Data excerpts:
______
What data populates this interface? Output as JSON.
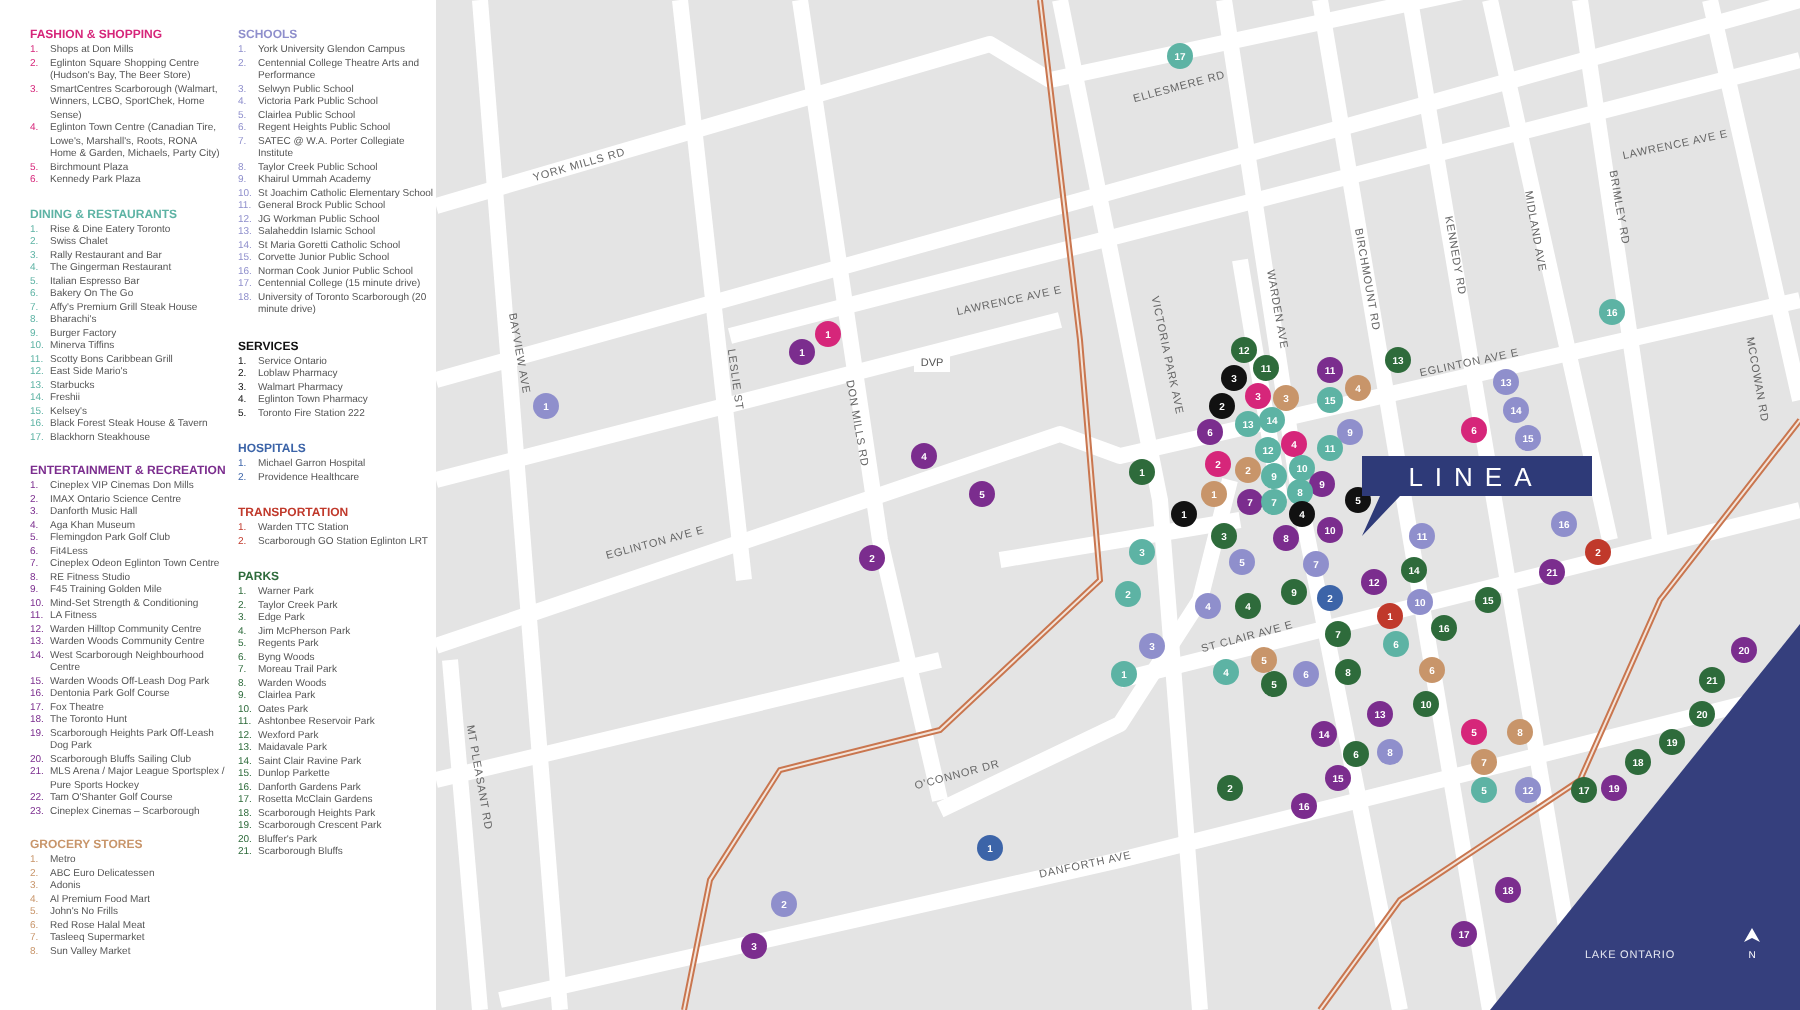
{
  "legend": {
    "columns": [
      [
        {
          "title": "FASHION & SHOPPING",
          "color": "#d6267a",
          "kind": "fashion",
          "items": [
            {
              "number": "1.",
              "name": "Shops at Don Mills"
            },
            {
              "number": "2.",
              "name": "Eglinton Square Shopping Centre (Hudson's Bay, The Beer Store)"
            },
            {
              "number": "3.",
              "name": "SmartCentres Scarborough (Walmart, Winners, LCBO, SportChek, Home Sense)"
            },
            {
              "number": "4.",
              "name": "Eglinton Town Centre (Canadian Tire, Lowe's, Marshall's, Roots, RONA Home & Garden, Michaels, Party City)"
            },
            {
              "number": "5.",
              "name": "Birchmount Plaza"
            },
            {
              "number": "6.",
              "name": "Kennedy Park Plaza"
            }
          ]
        },
        {
          "title": "DINING & RESTAURANTS",
          "color": "#5db3a4",
          "kind": "dining",
          "items": [
            {
              "number": "1.",
              "name": "Rise & Dine Eatery Toronto"
            },
            {
              "number": "2.",
              "name": "Swiss Chalet"
            },
            {
              "number": "3.",
              "name": "Rally Restaurant and Bar"
            },
            {
              "number": "4.",
              "name": "The Gingerman Restaurant"
            },
            {
              "number": "5.",
              "name": "Italian Espresso Bar"
            },
            {
              "number": "6.",
              "name": "Bakery On The Go"
            },
            {
              "number": "7.",
              "name": "Affy's Premium Grill Steak House"
            },
            {
              "number": "8.",
              "name": "Bharachi's"
            },
            {
              "number": "9.",
              "name": "Burger Factory"
            },
            {
              "number": "10.",
              "name": "Minerva Tiffins"
            },
            {
              "number": "11.",
              "name": "Scotty Bons Caribbean Grill"
            },
            {
              "number": "12.",
              "name": "East Side Mario's"
            },
            {
              "number": "13.",
              "name": "Starbucks"
            },
            {
              "number": "14.",
              "name": "Freshii"
            },
            {
              "number": "15.",
              "name": "Kelsey's"
            },
            {
              "number": "16.",
              "name": "Black Forest Steak House & Tavern"
            },
            {
              "number": "17.",
              "name": "Blackhorn Steakhouse"
            }
          ]
        },
        {
          "title": "ENTERTAINMENT & RECREATION",
          "color": "#7b2d8e",
          "kind": "entertainment",
          "items": [
            {
              "number": "1.",
              "name": "Cineplex VIP Cinemas Don Mills"
            },
            {
              "number": "2.",
              "name": "IMAX Ontario Science Centre"
            },
            {
              "number": "3.",
              "name": "Danforth Music Hall"
            },
            {
              "number": "4.",
              "name": "Aga Khan Museum"
            },
            {
              "number": "5.",
              "name": "Flemingdon Park Golf Club"
            },
            {
              "number": "6.",
              "name": "Fit4Less"
            },
            {
              "number": "7.",
              "name": "Cineplex Odeon Eglinton Town Centre"
            },
            {
              "number": "8.",
              "name": "RE Fitness Studio"
            },
            {
              "number": "9.",
              "name": "F45 Training Golden Mile"
            },
            {
              "number": "10.",
              "name": "Mind-Set Strength & Conditioning"
            },
            {
              "number": "11.",
              "name": "LA Fitness"
            },
            {
              "number": "12.",
              "name": "Warden Hilltop Community Centre"
            },
            {
              "number": "13.",
              "name": "Warden Woods Community Centre"
            },
            {
              "number": "14.",
              "name": "West Scarborough Neighbourhood Centre"
            },
            {
              "number": "15.",
              "name": "Warden Woods Off-Leash Dog Park"
            },
            {
              "number": "16.",
              "name": "Dentonia Park Golf Course"
            },
            {
              "number": "17.",
              "name": "Fox Theatre"
            },
            {
              "number": "18.",
              "name": "The Toronto Hunt"
            },
            {
              "number": "19.",
              "name": "Scarborough Heights Park Off-Leash Dog Park"
            },
            {
              "number": "20.",
              "name": "Scarborough Bluffs Sailing Club"
            },
            {
              "number": "21.",
              "name": "MLS Arena / Major League Sportsplex / Pure Sports Hockey"
            },
            {
              "number": "22.",
              "name": "Tam O'Shanter Golf Course"
            },
            {
              "number": "23.",
              "name": "Cineplex Cinemas – Scarborough"
            }
          ]
        },
        {
          "title": "GROCERY STORES",
          "color": "#c8956a",
          "kind": "grocery",
          "items": [
            {
              "number": "1.",
              "name": "Metro"
            },
            {
              "number": "2.",
              "name": "ABC Euro Delicatessen"
            },
            {
              "number": "3.",
              "name": "Adonis"
            },
            {
              "number": "4.",
              "name": "Al Premium Food Mart"
            },
            {
              "number": "5.",
              "name": "John's No Frills"
            },
            {
              "number": "6.",
              "name": "Red Rose Halal Meat"
            },
            {
              "number": "7.",
              "name": "Tasleeq Supermarket"
            },
            {
              "number": "8.",
              "name": "Sun Valley Market"
            }
          ]
        }
      ],
      [
        {
          "title": "SCHOOLS",
          "color": "#8f8fcc",
          "kind": "schools",
          "items": [
            {
              "number": "1.",
              "name": "York University Glendon Campus"
            },
            {
              "number": "2.",
              "name": "Centennial College Theatre Arts and Performance"
            },
            {
              "number": "3.",
              "name": "Selwyn Public School"
            },
            {
              "number": "4.",
              "name": "Victoria Park Public School"
            },
            {
              "number": "5.",
              "name": "Clairlea Public School"
            },
            {
              "number": "6.",
              "name": "Regent Heights Public School"
            },
            {
              "number": "7.",
              "name": "SATEC @ W.A. Porter Collegiate Institute"
            },
            {
              "number": "8.",
              "name": "Taylor Creek Public School"
            },
            {
              "number": "9.",
              "name": "Khairul Ummah Academy"
            },
            {
              "number": "10.",
              "name": "St Joachim Catholic Elementary School"
            },
            {
              "number": "11.",
              "name": "General Brock Public School"
            },
            {
              "number": "12.",
              "name": "JG Workman Public School"
            },
            {
              "number": "13.",
              "name": "Salaheddin Islamic School"
            },
            {
              "number": "14.",
              "name": "St Maria Goretti Catholic School"
            },
            {
              "number": "15.",
              "name": "Corvette Junior Public School"
            },
            {
              "number": "16.",
              "name": "Norman Cook Junior Public School"
            },
            {
              "number": "17.",
              "name": "Centennial College (15 minute drive)"
            },
            {
              "number": "18.",
              "name": "University of Toronto Scarborough (20 minute drive)"
            }
          ]
        },
        {
          "title": "SERVICES",
          "color": "#111111",
          "kind": "services",
          "items": [
            {
              "number": "1.",
              "name": "Service Ontario"
            },
            {
              "number": "2.",
              "name": "Loblaw Pharmacy"
            },
            {
              "number": "3.",
              "name": "Walmart Pharmacy"
            },
            {
              "number": "4.",
              "name": "Eglinton Town Pharmacy"
            },
            {
              "number": "5.",
              "name": "Toronto Fire Station 222"
            }
          ]
        },
        {
          "title": "HOSPITALS",
          "color": "#3c64a8",
          "kind": "hospitals",
          "items": [
            {
              "number": "1.",
              "name": "Michael Garron Hospital"
            },
            {
              "number": "2.",
              "name": "Providence Healthcare"
            }
          ]
        },
        {
          "title": "TRANSPORTATION",
          "color": "#c0392b",
          "kind": "transportation",
          "items": [
            {
              "number": "1.",
              "name": "Warden TTC Station"
            },
            {
              "number": "2.",
              "name": "Scarborough GO Station Eglinton LRT"
            }
          ]
        },
        {
          "title": "PARKS",
          "color": "#2e6b3b",
          "kind": "parks",
          "items": [
            {
              "number": "1.",
              "name": "Warner Park"
            },
            {
              "number": "2.",
              "name": "Taylor Creek Park"
            },
            {
              "number": "3.",
              "name": "Edge Park"
            },
            {
              "number": "4.",
              "name": "Jim McPherson Park"
            },
            {
              "number": "5.",
              "name": "Regents Park"
            },
            {
              "number": "6.",
              "name": "Byng Woods"
            },
            {
              "number": "7.",
              "name": "Moreau Trail Park"
            },
            {
              "number": "8.",
              "name": "Warden Woods"
            },
            {
              "number": "9.",
              "name": "Clairlea Park"
            },
            {
              "number": "10.",
              "name": "Oates Park"
            },
            {
              "number": "11.",
              "name": "Ashtonbee Reservoir Park"
            },
            {
              "number": "12.",
              "name": "Wexford Park"
            },
            {
              "number": "13.",
              "name": "Maidavale Park"
            },
            {
              "number": "14.",
              "name": "Saint Clair Ravine Park"
            },
            {
              "number": "15.",
              "name": "Dunlop Parkette"
            },
            {
              "number": "16.",
              "name": "Danforth Gardens Park"
            },
            {
              "number": "17.",
              "name": "Rosetta McClain Gardens"
            },
            {
              "number": "18.",
              "name": "Scarborough Heights Park"
            },
            {
              "number": "19.",
              "name": "Scarborough Crescent Park"
            },
            {
              "number": "20.",
              "name": "Bluffer's Park"
            },
            {
              "number": "21.",
              "name": "Scarborough Bluffs"
            }
          ]
        }
      ]
    ]
  },
  "map": {
    "road_labels": [
      {
        "kind": "road",
        "text": "ELLESMERE RD"
      },
      {
        "kind": "road",
        "text": "YORK MILLS RD"
      },
      {
        "kind": "road",
        "text": "LAWRENCE AVE E"
      },
      {
        "kind": "road",
        "text": "LAWRENCE AVE E"
      },
      {
        "kind": "road",
        "text": "BAYVIEW AVE"
      },
      {
        "kind": "road",
        "text": "LESLIE ST"
      },
      {
        "kind": "road",
        "text": "DON MILLS RD"
      },
      {
        "kind": "highway",
        "text": "DVP"
      },
      {
        "kind": "road",
        "text": "VICTORIA PARK AVE"
      },
      {
        "kind": "road",
        "text": "WARDEN AVE"
      },
      {
        "kind": "road",
        "text": "BIRCHMOUNT RD"
      },
      {
        "kind": "road",
        "text": "KENNEDY RD"
      },
      {
        "kind": "road",
        "text": "MIDLAND AVE"
      },
      {
        "kind": "road",
        "text": "BRIMLEY RD"
      },
      {
        "kind": "road",
        "text": "MCCOWAN RD"
      },
      {
        "kind": "road",
        "text": "EGLINTON AVE E"
      },
      {
        "kind": "road",
        "text": "EGLINTON AVE E"
      },
      {
        "kind": "road",
        "text": "ST CLAIR AVE E"
      },
      {
        "kind": "road",
        "text": "O'CONNOR DR"
      },
      {
        "kind": "road",
        "text": "DANFORTH AVE"
      },
      {
        "kind": "road",
        "text": "MT PLEASANT RD"
      }
    ],
    "callout": "LINEA",
    "water_label": "LAKE ONTARIO",
    "north_label": "N",
    "markers": [
      {
        "kind": "dining",
        "label": "17"
      },
      {
        "kind": "dining",
        "label": "16"
      },
      {
        "kind": "fashion",
        "label": "1"
      },
      {
        "kind": "entertainment",
        "label": "1"
      },
      {
        "kind": "parks",
        "label": "12"
      },
      {
        "kind": "parks",
        "label": "13"
      },
      {
        "kind": "parks",
        "label": "11"
      },
      {
        "kind": "entertainment",
        "label": "11"
      },
      {
        "kind": "services",
        "label": "3"
      },
      {
        "kind": "schools",
        "label": "13"
      },
      {
        "kind": "grocery",
        "label": "4"
      },
      {
        "kind": "fashion",
        "label": "3"
      },
      {
        "kind": "grocery",
        "label": "3"
      },
      {
        "kind": "dining",
        "label": "15"
      },
      {
        "kind": "schools",
        "label": "1"
      },
      {
        "kind": "services",
        "label": "2"
      },
      {
        "kind": "schools",
        "label": "14"
      },
      {
        "kind": "dining",
        "label": "13"
      },
      {
        "kind": "dining",
        "label": "14"
      },
      {
        "kind": "entertainment",
        "label": "6"
      },
      {
        "kind": "schools",
        "label": "9"
      },
      {
        "kind": "fashion",
        "label": "6"
      },
      {
        "kind": "schools",
        "label": "15"
      },
      {
        "kind": "fashion",
        "label": "4"
      },
      {
        "kind": "dining",
        "label": "12"
      },
      {
        "kind": "dining",
        "label": "11"
      },
      {
        "kind": "entertainment",
        "label": "4"
      },
      {
        "kind": "fashion",
        "label": "2"
      },
      {
        "kind": "parks",
        "label": "1"
      },
      {
        "kind": "grocery",
        "label": "2"
      },
      {
        "kind": "dining",
        "label": "10"
      },
      {
        "kind": "dining",
        "label": "9"
      },
      {
        "kind": "entertainment",
        "label": "9"
      },
      {
        "kind": "entertainment",
        "label": "5"
      },
      {
        "kind": "grocery",
        "label": "1"
      },
      {
        "kind": "dining",
        "label": "8"
      },
      {
        "kind": "entertainment",
        "label": "7"
      },
      {
        "kind": "dining",
        "label": "7"
      },
      {
        "kind": "services",
        "label": "5"
      },
      {
        "kind": "services",
        "label": "1"
      },
      {
        "kind": "services",
        "label": "4"
      },
      {
        "kind": "schools",
        "label": "16"
      },
      {
        "kind": "entertainment",
        "label": "10"
      },
      {
        "kind": "parks",
        "label": "3"
      },
      {
        "kind": "entertainment",
        "label": "8"
      },
      {
        "kind": "schools",
        "label": "11"
      },
      {
        "kind": "dining",
        "label": "3"
      },
      {
        "kind": "transportation",
        "label": "2"
      },
      {
        "kind": "entertainment",
        "label": "2"
      },
      {
        "kind": "schools",
        "label": "5"
      },
      {
        "kind": "schools",
        "label": "7"
      },
      {
        "kind": "parks",
        "label": "14"
      },
      {
        "kind": "entertainment",
        "label": "21"
      },
      {
        "kind": "entertainment",
        "label": "12"
      },
      {
        "kind": "dining",
        "label": "2"
      },
      {
        "kind": "parks",
        "label": "9"
      },
      {
        "kind": "hospitals",
        "label": "2"
      },
      {
        "kind": "schools",
        "label": "4"
      },
      {
        "kind": "parks",
        "label": "4"
      },
      {
        "kind": "schools",
        "label": "10"
      },
      {
        "kind": "parks",
        "label": "15"
      },
      {
        "kind": "transportation",
        "label": "1"
      },
      {
        "kind": "parks",
        "label": "16"
      },
      {
        "kind": "parks",
        "label": "7"
      },
      {
        "kind": "schools",
        "label": "3"
      },
      {
        "kind": "dining",
        "label": "6"
      },
      {
        "kind": "entertainment",
        "label": "20"
      },
      {
        "kind": "grocery",
        "label": "5"
      },
      {
        "kind": "dining",
        "label": "1"
      },
      {
        "kind": "dining",
        "label": "4"
      },
      {
        "kind": "schools",
        "label": "6"
      },
      {
        "kind": "parks",
        "label": "8"
      },
      {
        "kind": "grocery",
        "label": "6"
      },
      {
        "kind": "parks",
        "label": "5"
      },
      {
        "kind": "parks",
        "label": "21"
      },
      {
        "kind": "parks",
        "label": "10"
      },
      {
        "kind": "entertainment",
        "label": "13"
      },
      {
        "kind": "parks",
        "label": "20"
      },
      {
        "kind": "entertainment",
        "label": "14"
      },
      {
        "kind": "fashion",
        "label": "5"
      },
      {
        "kind": "grocery",
        "label": "8"
      },
      {
        "kind": "parks",
        "label": "19"
      },
      {
        "kind": "parks",
        "label": "6"
      },
      {
        "kind": "schools",
        "label": "8"
      },
      {
        "kind": "grocery",
        "label": "7"
      },
      {
        "kind": "parks",
        "label": "18"
      },
      {
        "kind": "entertainment",
        "label": "15"
      },
      {
        "kind": "parks",
        "label": "2"
      },
      {
        "kind": "dining",
        "label": "5"
      },
      {
        "kind": "schools",
        "label": "12"
      },
      {
        "kind": "parks",
        "label": "17"
      },
      {
        "kind": "entertainment",
        "label": "19"
      },
      {
        "kind": "entertainment",
        "label": "16"
      },
      {
        "kind": "hospitals",
        "label": "1"
      },
      {
        "kind": "entertainment",
        "label": "18"
      },
      {
        "kind": "schools",
        "label": "2"
      },
      {
        "kind": "entertainment",
        "label": "17"
      },
      {
        "kind": "entertainment",
        "label": "3"
      }
    ]
  }
}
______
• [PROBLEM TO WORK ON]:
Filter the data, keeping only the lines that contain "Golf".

• [RESULT OF THIS EXERCISE]:
              "name": "Flemingdon Park Golf Club"
              "name": "Dentonia Park Golf Course"
              "name": "Tam O'Shanter Golf Course"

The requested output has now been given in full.